Windows Tip Sheet

Power Brakes for IIS

Prevent Internet Information Server from being installed automatically.

I have a client who's in the middle of upgrading a bunch of their servers to Win2003. One of the things they like is that Windows 2003 doesn't install IIS by default; they only use IIS on a couple of machines, and minimizing the number of machines that have IIS installed helps cut down on maintenance overhead (IIS does, after all, get patched a lot to cover security vulnerabilities). They ran into a funny situation, though: An administrator who didn't know any better installed IIS on a bunch of the servers because he thought is was a pre-req for something else he was installing. Whoops! So while it's nice that IIS isn't installed by default, there really should be a way to keep it from being installed at all.

And the Answer is…
There is a way! You could, for example, configure a GPO that prevents the IIS Admin service from starting (by setting its startup status to Disabled). That's not a terrible solution, but it still leaves the door open to an administrator — perhaps a malicious one, even — who changes the startup type and starts the service anyway. Windows 2003 does, however, provide a better solution in the form of a GPO setting that prohibits IIS from even being installed. The following figure shows the GPO editor showing the policy setting.

NO IIS
The GPO setting that prevents IIS from being installed.

Simply configure this policy setting and link to that GPO to wherever you want it. Every Windows 2003 and later computer affected by the GPO will no longer allow IIS to be installed, period.
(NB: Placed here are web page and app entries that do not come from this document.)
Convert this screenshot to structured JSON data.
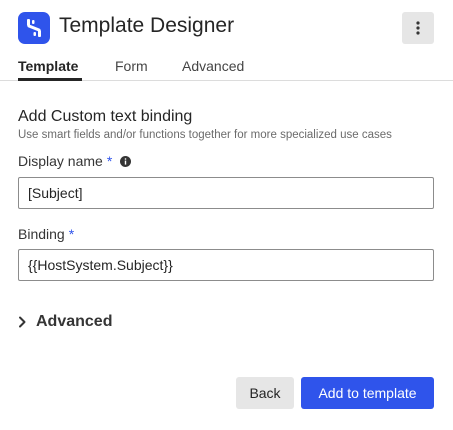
{
  "header": {
    "title": "Template Designer",
    "logo_icon": "brand-logo-icon",
    "menu_icon": "more-vertical-icon",
    "brand_color": "#2f54eb"
  },
  "tabs": [
    {
      "label": "Template",
      "active": true
    },
    {
      "label": "Form",
      "active": false
    },
    {
      "label": "Advanced",
      "active": false
    }
  ],
  "section": {
    "title": "Add Custom text binding",
    "subtitle": "Use smart fields and/or functions together for more specialized use cases"
  },
  "fields": {
    "display_name": {
      "label": "Display name",
      "required_mark": "*",
      "value": "[Subject]",
      "info_icon": "info-icon"
    },
    "binding": {
      "label": "Binding",
      "required_mark": "*",
      "value": "{{HostSystem.Subject}}"
    }
  },
  "advanced": {
    "label": "Advanced",
    "icon": "chevron-right-icon"
  },
  "actions": {
    "back_label": "Back",
    "add_label": "Add to template"
  }
}
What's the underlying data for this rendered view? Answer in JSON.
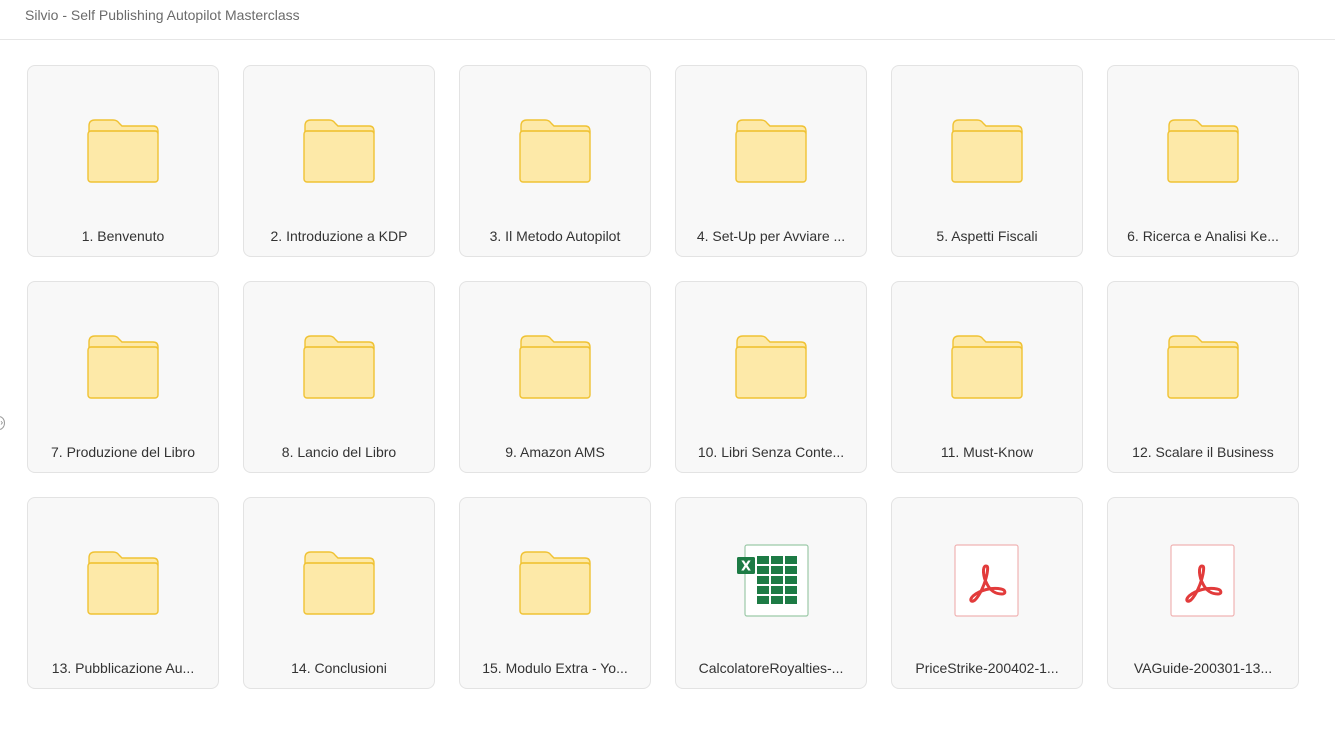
{
  "header": {
    "title": "Silvio - Self Publishing Autopilot Masterclass"
  },
  "items": [
    {
      "type": "folder",
      "label": "1. Benvenuto",
      "icon": "folder-icon"
    },
    {
      "type": "folder",
      "label": "2. Introduzione a KDP",
      "icon": "folder-icon"
    },
    {
      "type": "folder",
      "label": "3. Il Metodo Autopilot",
      "icon": "folder-icon"
    },
    {
      "type": "folder",
      "label": "4. Set-Up per Avviare ...",
      "icon": "folder-icon"
    },
    {
      "type": "folder",
      "label": "5. Aspetti Fiscali",
      "icon": "folder-icon"
    },
    {
      "type": "folder",
      "label": "6. Ricerca e Analisi Ke...",
      "icon": "folder-icon"
    },
    {
      "type": "folder",
      "label": "7. Produzione del Libro",
      "icon": "folder-icon"
    },
    {
      "type": "folder",
      "label": "8. Lancio del Libro",
      "icon": "folder-icon"
    },
    {
      "type": "folder",
      "label": "9. Amazon AMS",
      "icon": "folder-icon"
    },
    {
      "type": "folder",
      "label": "10. Libri Senza Conte...",
      "icon": "folder-icon"
    },
    {
      "type": "folder",
      "label": "11. Must-Know",
      "icon": "folder-icon"
    },
    {
      "type": "folder",
      "label": "12. Scalare il Business",
      "icon": "folder-icon"
    },
    {
      "type": "folder",
      "label": "13. Pubblicazione Au...",
      "icon": "folder-icon"
    },
    {
      "type": "folder",
      "label": "14. Conclusioni",
      "icon": "folder-icon"
    },
    {
      "type": "folder",
      "label": "15. Modulo Extra - Yo...",
      "icon": "folder-icon"
    },
    {
      "type": "excel",
      "label": "CalcolatoreRoyalties-...",
      "icon": "excel-file-icon"
    },
    {
      "type": "pdf",
      "label": "PriceStrike-200402-1...",
      "icon": "pdf-file-icon"
    },
    {
      "type": "pdf",
      "label": "VAGuide-200301-13...",
      "icon": "pdf-file-icon"
    }
  ],
  "colors": {
    "folder_fill": "#FDE9A8",
    "folder_stroke": "#F0C233",
    "excel_green": "#1D7B45",
    "pdf_red": "#E23B3B"
  }
}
There's no way to override it without modifying the GPO or moving the server's domain computer account so that it's no longer affected by the GPO.
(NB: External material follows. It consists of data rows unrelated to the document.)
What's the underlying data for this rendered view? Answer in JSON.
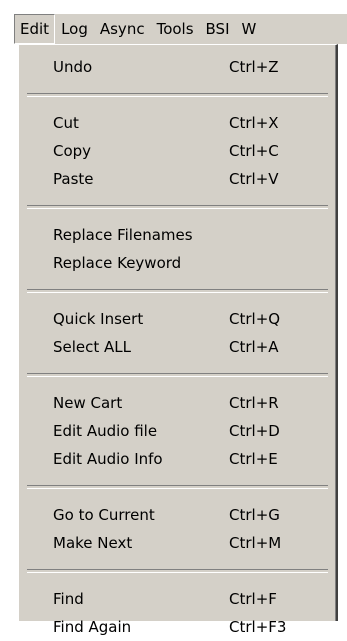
{
  "menubar": {
    "items": [
      "Edit",
      "Log",
      "Async",
      "Tools",
      "BSI",
      "W"
    ]
  },
  "edit_menu": {
    "groups": [
      [
        {
          "label": "Undo",
          "shortcut": "Ctrl+Z"
        }
      ],
      [
        {
          "label": "Cut",
          "shortcut": "Ctrl+X"
        },
        {
          "label": "Copy",
          "shortcut": "Ctrl+C"
        },
        {
          "label": "Paste",
          "shortcut": "Ctrl+V"
        }
      ],
      [
        {
          "label": "Replace Filenames",
          "shortcut": ""
        },
        {
          "label": "Replace Keyword",
          "shortcut": ""
        }
      ],
      [
        {
          "label": "Quick Insert",
          "shortcut": "Ctrl+Q"
        },
        {
          "label": "Select ALL",
          "shortcut": "Ctrl+A"
        }
      ],
      [
        {
          "label": "New Cart",
          "shortcut": "Ctrl+R"
        },
        {
          "label": "Edit Audio file",
          "shortcut": "Ctrl+D"
        },
        {
          "label": "Edit Audio Info",
          "shortcut": "Ctrl+E"
        }
      ],
      [
        {
          "label": "Go to Current",
          "shortcut": "Ctrl+G"
        },
        {
          "label": "Make Next",
          "shortcut": "Ctrl+M"
        }
      ],
      [
        {
          "label": "Find",
          "shortcut": "Ctrl+F"
        },
        {
          "label": "Find Again",
          "shortcut": "Ctrl+F3"
        }
      ]
    ]
  }
}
Micro Tip Sheet

IIS 6.0 is installed by default on only one version of Win2003: Web Edition. But you can't buy Web Edition through retail channels; you have to buy it bundled with a Web server or buy it through certain Microsoft volume licensing programs.

Protect your IIS servers from a broader range of attacks by putting them behind a firewall and reverse proxying incoming Web traffic, rather than simply passing it through the firewall. Products like Microsoft's Internet Security and Acceleration (ISA) Server 2000 support reverse proxying.

More Resources
Read about other changes to IIS' security philosophy: http://www.eweek.com/article2/0,4149,1499143,00.asp

What's new and changed in IIS 6.0: www.deltaguideseries.com

Top 5 Q&A on IIS: https://www.microsoft.com/technet/community/columns/
insider/iisi0603.mspx
.

About the Author

Don Jones is a multiple-year recipient of Microsoft’s MVP Award, and is Curriculum Director for IT Pro Content for video training company Pluralsight. Don is also a co-founder and President of PowerShell.org, a community dedicated to Microsoft’s Windows PowerShell technology. Don has more than two decades of experience in the IT industry, and specializes in the Microsoft business technology platform. He’s the author of more than 50 technology books, an accomplished IT journalist, and a sought-after speaker and instructor at conferences worldwide. Reach Don on Twitter at @concentratedDon, or on Facebook at Facebook.com/ConcentratedDon.

Featured

  • Microsoft Buys Orions Systems To Enhance Vision AI Capabilities in Dynamics 365

    Microsoft announced on Tuesday that it has acquired Orions Systems with the aim of enhancing Dynamics 365 capabilities, as well as the Microsoft Power Platform.

  • Microsoft Hires Movial To Build Android OS for Microsoft Devices

    Microsoft has hired the Romanian operations of software engineering and design services company Movial to develop an Android-based operating system solution for the Microsoft Devices business segment.

  • Microsoft Ending Workflows for SharePoint 2010 Online Next Month

    Microsoft on Monday gave notice that it will be ending support this year for the "workflows" component of SharePoint 2010 Online, as well as deprecating that component for SharePoint 2013 Online.

  • Why Windows Phone Is Dead, But Not Completely Gone

    Don't call it a comeback (because that's not likely). But as Brien explains, there are three ways that today's smartphone market leaves the door open for Microsoft to bring Windows back to smartphones.

comments powered by Disqus

Office 365 Watch

Sign up for our newsletter.

Terms and Privacy Policy consent

I agree to this site's Privacy Policy.